In The Great Gatsby, George Wilson is a minor character who acts as a foil--a character who has character traits that are the opposite of another character. Mr. Gatz is a flat character, a personage who has only one or two personality traits and does not change throughout the narrative.
George Wilson is a product of the wasteland of the Valley of Ashes, just as Tom Buchanan is a product of the rich world of East Egg and New York City. George is a man that Nick describes as
...a blonde, spiritless man, anemic, and faintly handsome. When he saw us … hope sprang into his light blue eyes” (Ch.2)

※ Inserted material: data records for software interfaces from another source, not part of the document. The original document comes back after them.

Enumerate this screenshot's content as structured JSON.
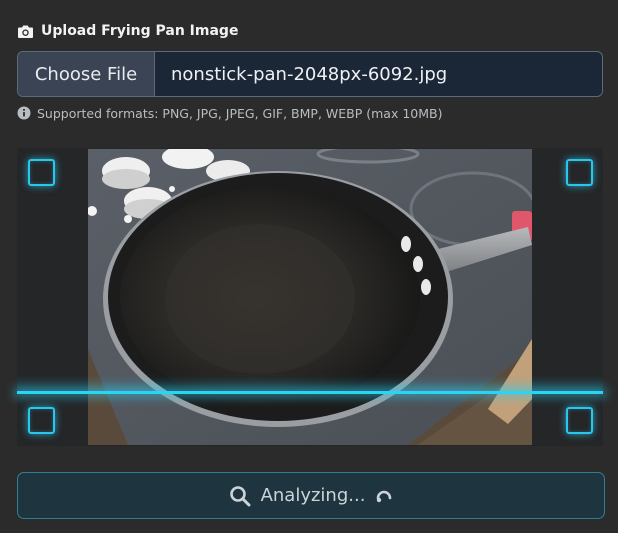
{
  "upload": {
    "label": "Upload Frying Pan Image",
    "choose_label": "Choose File",
    "file_name": "nonstick-pan-2048px-6092.jpg",
    "hint": "Supported formats: PNG, JPG, JPEG, GIF, BMP, WEBP (max 10MB)"
  },
  "preview": {
    "image_description_icon": "frying-pan-photo"
  },
  "action": {
    "label": "Analyzing...",
    "icon": "search-icon",
    "spinner": "spinner-icon"
  },
  "colors": {
    "accent": "#2bc6ec",
    "background": "#2b2b2b",
    "input_bg": "#1b2636"
  }
}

and he describes Tom Buchanan in a different manner:
...a sturdy, straw-haired man of thirty with a rather hard mouth and a supercilious manner. Two shining, arrogant eyes had...dominance over his face....His speaking voice, a gruff husky tenor...[has] a touch of paternal contempt in it. (Ch.1)
George loves his wife Myrtle deeply; when she is killed, he is deeply changed emotionally--"deranged by grief." In fact, George grows deeply depressed. Reacting differently, Tom is angry that someone could run Myrtle down in such a cruel manner. But, while George tries to avenge Myrtle's death, Tom easily discards the memory of Myrtle and, instead, helps Daisy escape her culpability for her crime by giving Wilson Gatsby's name so he thinks that Jay Gatsby ran over his wife. Certainly, Tom and Daisy are rightfully called "careless people" by Nick.
As a foil to Tom Buchanan, George Wilson represents the lower classes trapped in their poverty, while Tom represents the amoral upper class, concerned only with their own pleasure.
Mr. Gatz, Jay Gatsby's father, is a flat character, a personage who remains the same throughout the narrative, but he does serve a purpose. He arrives at Gatsby's house in order to bury his son. Mr. Gatz is extremely proud of his son, Jimmy Gatz, as he calls Gatsby. He walks proudly up and down the hallways, impressed with the size and opulence of the house. He pulls out pictures, proudly displaying them, saying,
"He knew he had a big future in front of him. And ever since he made a success he was very generous with me."
Mr. Gatz also displays schedules that Jimmy wrote out years ago as a demonstration of how his son was destined to succeed. Both he and Nick attend Gatsby's funeral. There Nick looks anxiously for other cars, as does Mr. Gatz, whose appearance in the narrative reveals the falseness of Gatsby's life.